Birds can be electrocuted by touching power lines that don't have a protective covering.
Most of the wires that send electricity are covered with a plastic material that protects birds when they land on them. Sometimes a bird can touch an uncovered wire and not get hurt. But when a bird touches two uncovered wires at the same time, current passes through her body and she is electrocuted.
Most of the time this happens at a power pole where two uncovered wires are too close together. When the bird (usually a large bird like an eagle, hawk or raven) spreads her wings, one touches one wire and the other touches the second wire.

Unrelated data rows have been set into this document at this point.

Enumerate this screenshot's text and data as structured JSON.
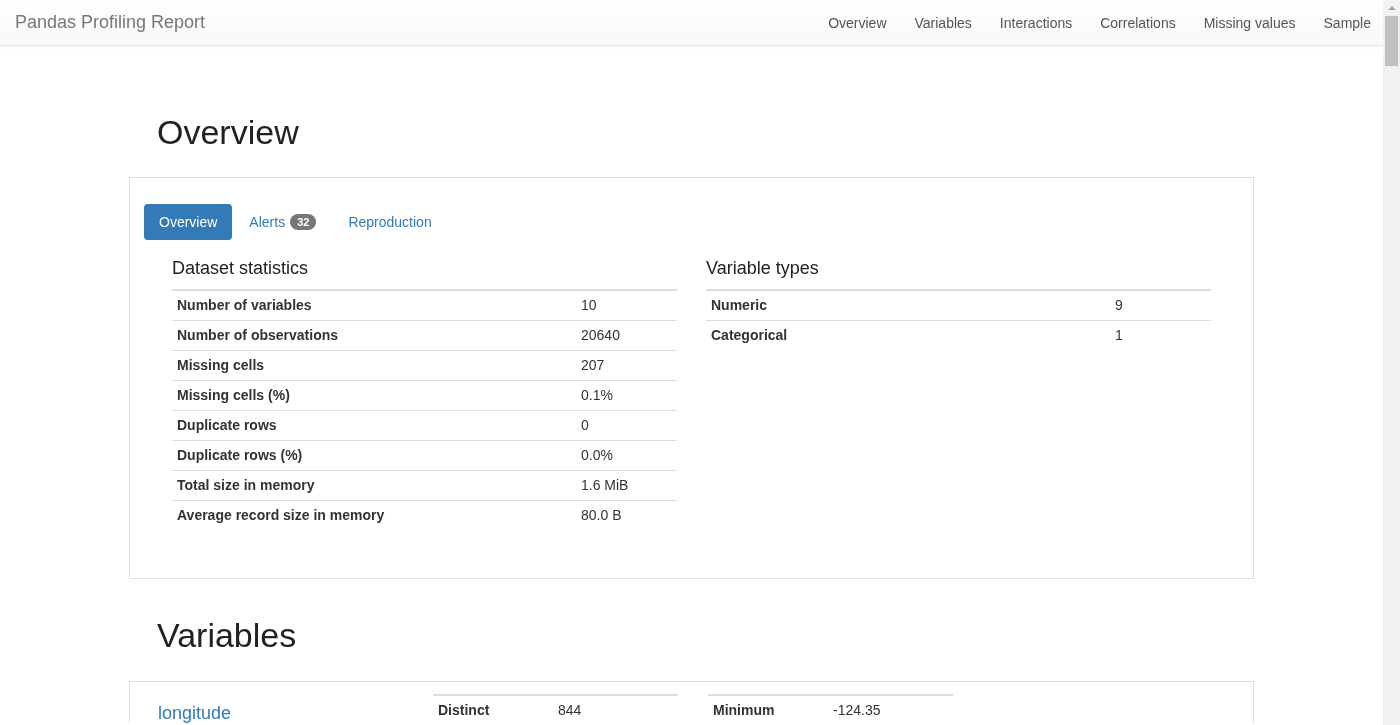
{
  "navbar": {
    "brand": "Pandas Profiling Report",
    "links": [
      "Overview",
      "Variables",
      "Interactions",
      "Correlations",
      "Missing values",
      "Sample"
    ]
  },
  "overview": {
    "title": "Overview",
    "tabs": [
      {
        "label": "Overview",
        "selected": true
      },
      {
        "label": "Alerts",
        "badge": "32",
        "selected": false
      },
      {
        "label": "Reproduction",
        "selected": false
      }
    ],
    "dataset_statistics": {
      "title": "Dataset statistics",
      "rows": [
        {
          "label": "Number of variables",
          "value": "10"
        },
        {
          "label": "Number of observations",
          "value": "20640"
        },
        {
          "label": "Missing cells",
          "value": "207"
        },
        {
          "label": "Missing cells (%)",
          "value": "0.1%"
        },
        {
          "label": "Duplicate rows",
          "value": "0"
        },
        {
          "label": "Duplicate rows (%)",
          "value": "0.0%"
        },
        {
          "label": "Total size in memory",
          "value": "1.6 MiB"
        },
        {
          "label": "Average record size in memory",
          "value": "80.0 B"
        }
      ]
    },
    "variable_types": {
      "title": "Variable types",
      "rows": [
        {
          "label": "Numeric",
          "value": "9"
        },
        {
          "label": "Categorical",
          "value": "1"
        }
      ]
    }
  },
  "variables": {
    "title": "Variables",
    "variable": {
      "name": "longitude",
      "stats_1": [
        {
          "label": "Distinct",
          "value": "844"
        }
      ],
      "stats_2": [
        {
          "label": "Minimum",
          "value": "-124.35"
        }
      ]
    }
  }
}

The electricity from one wire (called "positive") passes through the bird’s body and reaches the other wire (called "negative"). When positive and negative come together, the bird receives a shock that can injure or kill.
A Great Horned Owl, a Prairie Falcon, a Red-Tailed Hawk and a Swainson’s Hawk are some of the birds we have treated at Wildcare Eastern Sierra because they were electrocuted. Two of these birds died as a result of their injuries, and the Swainson’s Hawk lost the end of both wings and became an education bird. Only one, the Red-tailed Hawk, survived and was released.

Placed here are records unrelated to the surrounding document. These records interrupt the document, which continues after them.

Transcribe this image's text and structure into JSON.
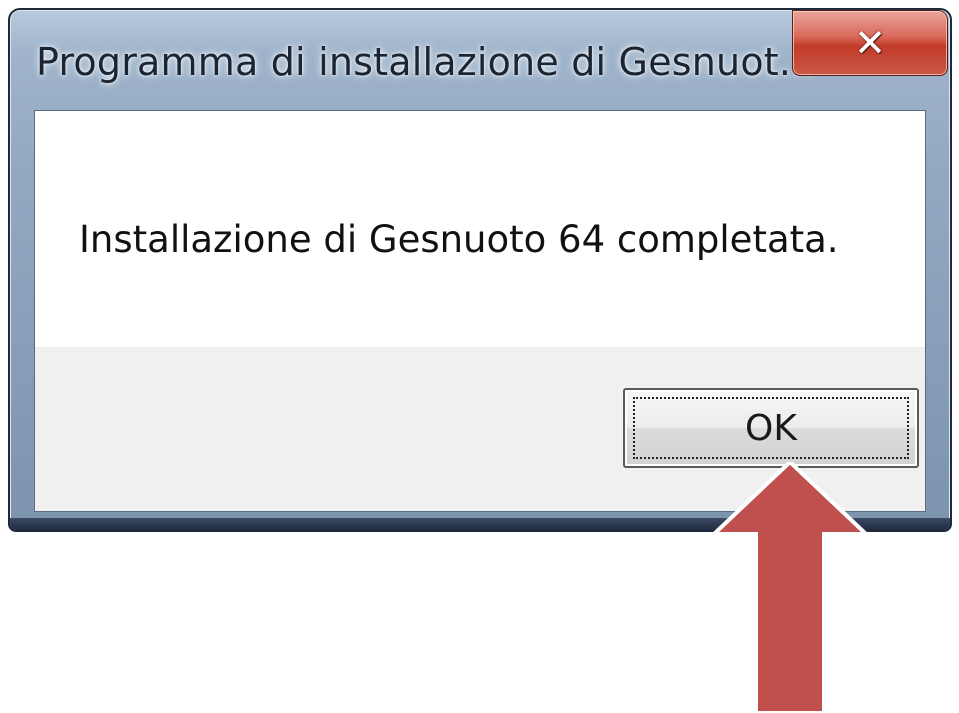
{
  "dialog": {
    "title": "Programma di installazione di Gesnuot...",
    "message": "Installazione di Gesnuoto 64 completata.",
    "ok_label": "OK",
    "close_symbol": "✕"
  },
  "annotation": {
    "arrow_color": "#c0504d",
    "arrow_target": "ok-button"
  },
  "icons": {
    "close": "close-icon",
    "arrow": "red-arrow-icon"
  }
}
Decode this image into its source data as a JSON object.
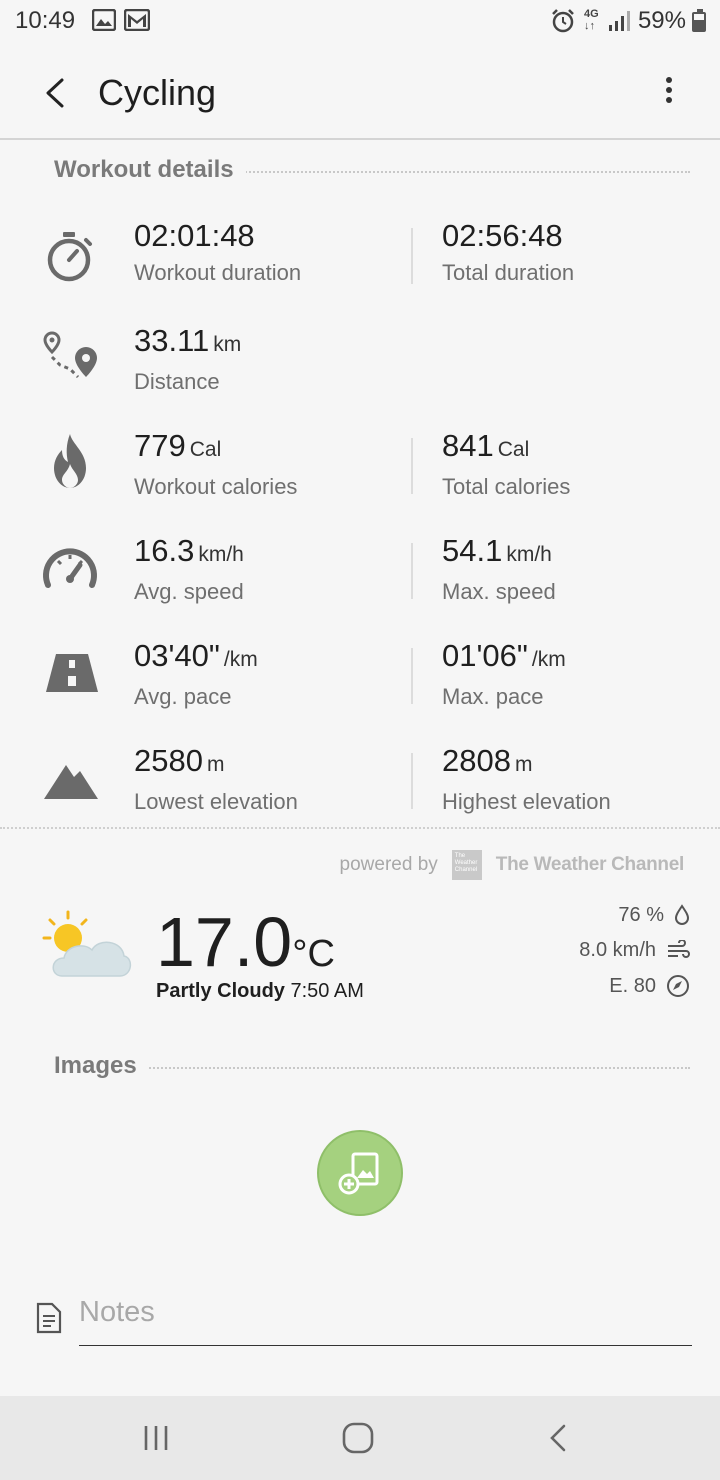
{
  "status_bar": {
    "time": "10:49",
    "battery": "59%",
    "network": "4G",
    "icons": [
      "image-icon",
      "gmail-icon",
      "alarm-icon",
      "network-4g-icon",
      "signal-icon",
      "battery-icon"
    ]
  },
  "app_bar": {
    "title": "Cycling"
  },
  "workout": {
    "section_title": "Workout details",
    "rows": [
      {
        "icon": "stopwatch-icon",
        "left": {
          "value": "02:01:48",
          "unit": "",
          "label": "Workout duration"
        },
        "right": {
          "value": "02:56:48",
          "unit": "",
          "label": "Total duration"
        }
      },
      {
        "icon": "route-icon",
        "left": {
          "value": "33.11",
          "unit": "km",
          "label": "Distance"
        }
      },
      {
        "icon": "flame-icon",
        "left": {
          "value": "779",
          "unit": "Cal",
          "label": "Workout calories"
        },
        "right": {
          "value": "841",
          "unit": "Cal",
          "label": "Total calories"
        }
      },
      {
        "icon": "speedometer-icon",
        "left": {
          "value": "16.3",
          "unit": "km/h",
          "label": "Avg. speed"
        },
        "right": {
          "value": "54.1",
          "unit": "km/h",
          "label": "Max. speed"
        }
      },
      {
        "icon": "road-icon",
        "left": {
          "value": "03'40\"",
          "unit": "/km",
          "label": "Avg. pace"
        },
        "right": {
          "value": "01'06\"",
          "unit": "/km",
          "label": "Max. pace"
        }
      },
      {
        "icon": "mountain-icon",
        "left": {
          "value": "2580",
          "unit": "m",
          "label": "Lowest elevation"
        },
        "right": {
          "value": "2808",
          "unit": "m",
          "label": "Highest elevation"
        }
      }
    ]
  },
  "weather": {
    "powered_by": "powered by",
    "provider": "The Weather Channel",
    "provider_logo_text": "The Weather Channel",
    "temperature": "17.0",
    "temperature_unit": "°C",
    "condition": "Partly Cloudy",
    "time": "7:50 AM",
    "humidity": "76 %",
    "wind_speed": "8.0 km/h",
    "wind_direction": "E. 80",
    "icon": "partly-cloudy-icon"
  },
  "images": {
    "section_title": "Images"
  },
  "notes": {
    "placeholder": "Notes"
  },
  "colors": {
    "accent_green": "#a5d17f",
    "background": "#f6f6f6"
  }
}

Power companies try to make sure that birds don’t get electrocuted, but sometimes something goes wrong and they don’t know about it. If you find a dead bird or birds under a power pole, call the power company and tell them; or you can call Wildcare Eastern Sierra.